    I agree. Apple still is coasting on Steve Job's risks. Coasting is fine in a stactic market, not in one full with change.

    What happened to AppleTV? Oh, netflix and amazon and rokubox all claimed that pie because Apple was too stodgy to move on it.

    Steve Jobs took chances. Where does Tim Cooke take chances? All I see is him betting on sure things and doing things for good PR.

    Apple is the new Sony of the 90s. What happens when the tablet market is saturated and declines? What happens if major phone networks start allowing people to bring their existing phones and getting a discount, breaking the 2 year upgrade cycle?

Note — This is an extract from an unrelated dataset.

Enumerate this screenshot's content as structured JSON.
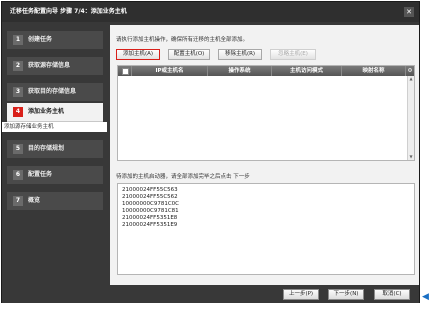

  • by guruevi ( 827432 ) <`moc.stiucricve' `ta' `ive'> on Sunday August 24, 2014 @06:40PM (#47744017) Homepage

    AppleTV is alive and well. It's a piece of hardware like the Roku. As far as digital receivers go, AppleTV is the largest segment in the market and at 56% market share it's eclipsing all of it's competitors (Roku, Boxee, ChromeCast). The reason is simple, it offers everything I need and more and is truly plug and play (unlike either Boxee or Chrome) and doesn't nickel-and-dime the customer for channels like Roku does.

    Apple never got into streaming movies/TV shows due to licensing costs. Netflix came way before Apple started doing movies on iTunes and Apple is happy to provide the device Netflix runs on.

No problem is so large it can't be fit in somewhere.